- Honda Master 125. The chosen steed for all of Vietnam’s ‘Easyriders’ (professional motorcycle guides) and with good reason, excellent comfort, power and reliability, it will happily carry two people and luggage. Hard to find a cheap one though, they hold their value well, and I never saw a used one for less than $1000.
- Kawasaki GTO 125. Very popular in SE Asia and at 20bhp, more powerful than most others of a similar size, but the two-stroke engine can mean reliability issues. Easy to fix though, and parts are available on every street corner.
- Honda Rebel/Phantom. Common in 125, 180 and 250cc variants, a solid and very comfortable choice for those who want to look and feel like they’re riding a Harley Davidson. A bit pricier; expect to pay at least $800 for a good, used example.
- Honda CBR125/150. Cheap, fast, and to be found everywhere. The sporty handling can cause problems when you’re off-road, but the fun you’ll have on the tarmac should make up for that.
As a general rule, anything 100 – 400cc from the ‘big four’ Japanese manufacturers will serve you well. Having said that, the Chinese and Korean copies of these bikes are usually significantly cheaper and nowadays the build quality isn’t that much worse. Whatever you’re considering, it’s worth making sure there are a few of them around. If you don’t see at least two examples on the road during a 30 minute walk around the city, it means spares might be equally hard to come by.

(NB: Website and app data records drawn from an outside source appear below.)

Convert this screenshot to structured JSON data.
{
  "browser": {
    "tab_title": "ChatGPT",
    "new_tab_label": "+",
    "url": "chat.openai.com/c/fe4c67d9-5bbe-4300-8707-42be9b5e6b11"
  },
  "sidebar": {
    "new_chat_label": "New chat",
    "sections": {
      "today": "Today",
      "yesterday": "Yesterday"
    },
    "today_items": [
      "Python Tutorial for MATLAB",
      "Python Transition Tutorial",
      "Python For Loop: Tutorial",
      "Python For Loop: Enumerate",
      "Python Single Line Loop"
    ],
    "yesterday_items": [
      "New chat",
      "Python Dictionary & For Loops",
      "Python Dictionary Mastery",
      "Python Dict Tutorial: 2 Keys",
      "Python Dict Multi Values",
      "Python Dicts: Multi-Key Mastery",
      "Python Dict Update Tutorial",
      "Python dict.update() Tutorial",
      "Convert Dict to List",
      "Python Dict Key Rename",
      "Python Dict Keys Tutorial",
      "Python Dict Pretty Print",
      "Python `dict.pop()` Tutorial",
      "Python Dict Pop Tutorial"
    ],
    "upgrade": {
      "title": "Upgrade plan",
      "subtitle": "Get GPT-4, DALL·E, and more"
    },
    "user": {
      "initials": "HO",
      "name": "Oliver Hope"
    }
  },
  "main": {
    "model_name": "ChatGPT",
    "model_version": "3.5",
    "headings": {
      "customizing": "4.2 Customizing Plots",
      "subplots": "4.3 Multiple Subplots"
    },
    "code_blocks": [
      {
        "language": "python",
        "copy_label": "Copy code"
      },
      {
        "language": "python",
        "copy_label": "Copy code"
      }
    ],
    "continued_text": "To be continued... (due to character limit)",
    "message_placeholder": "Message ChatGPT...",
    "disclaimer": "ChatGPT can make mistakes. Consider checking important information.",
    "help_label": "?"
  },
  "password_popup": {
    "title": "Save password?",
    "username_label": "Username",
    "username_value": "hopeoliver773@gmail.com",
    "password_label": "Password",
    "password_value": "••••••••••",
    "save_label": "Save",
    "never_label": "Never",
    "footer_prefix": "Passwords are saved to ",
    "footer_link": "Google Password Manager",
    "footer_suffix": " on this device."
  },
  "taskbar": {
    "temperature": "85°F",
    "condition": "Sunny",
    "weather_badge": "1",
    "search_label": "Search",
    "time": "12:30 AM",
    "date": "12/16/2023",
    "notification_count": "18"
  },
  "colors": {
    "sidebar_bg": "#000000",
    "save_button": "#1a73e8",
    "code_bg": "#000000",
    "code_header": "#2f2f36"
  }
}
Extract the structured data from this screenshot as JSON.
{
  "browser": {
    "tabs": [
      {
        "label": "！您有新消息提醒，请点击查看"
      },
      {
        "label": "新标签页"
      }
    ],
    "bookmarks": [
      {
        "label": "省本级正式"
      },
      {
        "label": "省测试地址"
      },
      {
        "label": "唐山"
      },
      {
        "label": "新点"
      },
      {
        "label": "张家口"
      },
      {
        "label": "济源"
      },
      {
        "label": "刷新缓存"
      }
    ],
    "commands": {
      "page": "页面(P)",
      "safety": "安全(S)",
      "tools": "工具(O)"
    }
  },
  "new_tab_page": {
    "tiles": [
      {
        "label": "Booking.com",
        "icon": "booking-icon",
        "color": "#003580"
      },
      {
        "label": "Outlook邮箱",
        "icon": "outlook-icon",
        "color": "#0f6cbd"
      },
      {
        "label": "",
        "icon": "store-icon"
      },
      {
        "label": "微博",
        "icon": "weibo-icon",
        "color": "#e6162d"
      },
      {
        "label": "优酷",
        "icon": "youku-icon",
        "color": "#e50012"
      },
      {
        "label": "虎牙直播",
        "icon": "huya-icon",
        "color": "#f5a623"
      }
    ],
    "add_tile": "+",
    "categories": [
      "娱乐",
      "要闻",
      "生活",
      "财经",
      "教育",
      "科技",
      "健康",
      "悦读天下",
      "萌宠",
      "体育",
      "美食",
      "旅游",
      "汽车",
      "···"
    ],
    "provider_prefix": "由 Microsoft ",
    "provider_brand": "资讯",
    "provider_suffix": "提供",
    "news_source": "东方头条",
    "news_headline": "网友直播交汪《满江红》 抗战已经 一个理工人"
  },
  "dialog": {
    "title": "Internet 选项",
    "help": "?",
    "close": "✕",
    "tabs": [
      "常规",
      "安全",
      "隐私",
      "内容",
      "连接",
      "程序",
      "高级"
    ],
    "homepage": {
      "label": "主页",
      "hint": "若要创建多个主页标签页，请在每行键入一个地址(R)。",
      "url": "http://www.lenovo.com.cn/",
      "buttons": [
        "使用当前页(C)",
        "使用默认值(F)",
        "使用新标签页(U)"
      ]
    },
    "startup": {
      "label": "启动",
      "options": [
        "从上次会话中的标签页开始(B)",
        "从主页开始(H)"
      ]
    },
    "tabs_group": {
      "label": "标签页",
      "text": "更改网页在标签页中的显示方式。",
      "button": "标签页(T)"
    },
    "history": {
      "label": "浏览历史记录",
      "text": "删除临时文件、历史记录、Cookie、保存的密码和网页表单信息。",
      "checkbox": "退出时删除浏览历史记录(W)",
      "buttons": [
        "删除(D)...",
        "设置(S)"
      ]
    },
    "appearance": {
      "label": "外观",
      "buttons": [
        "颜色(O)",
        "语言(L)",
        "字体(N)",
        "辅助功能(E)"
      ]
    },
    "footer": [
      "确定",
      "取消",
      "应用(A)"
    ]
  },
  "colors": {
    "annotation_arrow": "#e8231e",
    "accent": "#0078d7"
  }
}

In spite of everything I’ve said however, the most important thing is that you love it. A bike could be technically perfect in every way, but if you don’t bond with it, your trip just won’t be the same. I’ve travelled on some hilariously inappropriate machinery (crossing the Himalayas on a 1947 Royal Enfield springs to mind) because I saw it, I thought it was utterly beautiful, and every time I came out of my hotel and swung a leg over it, it made me grin like a maniac.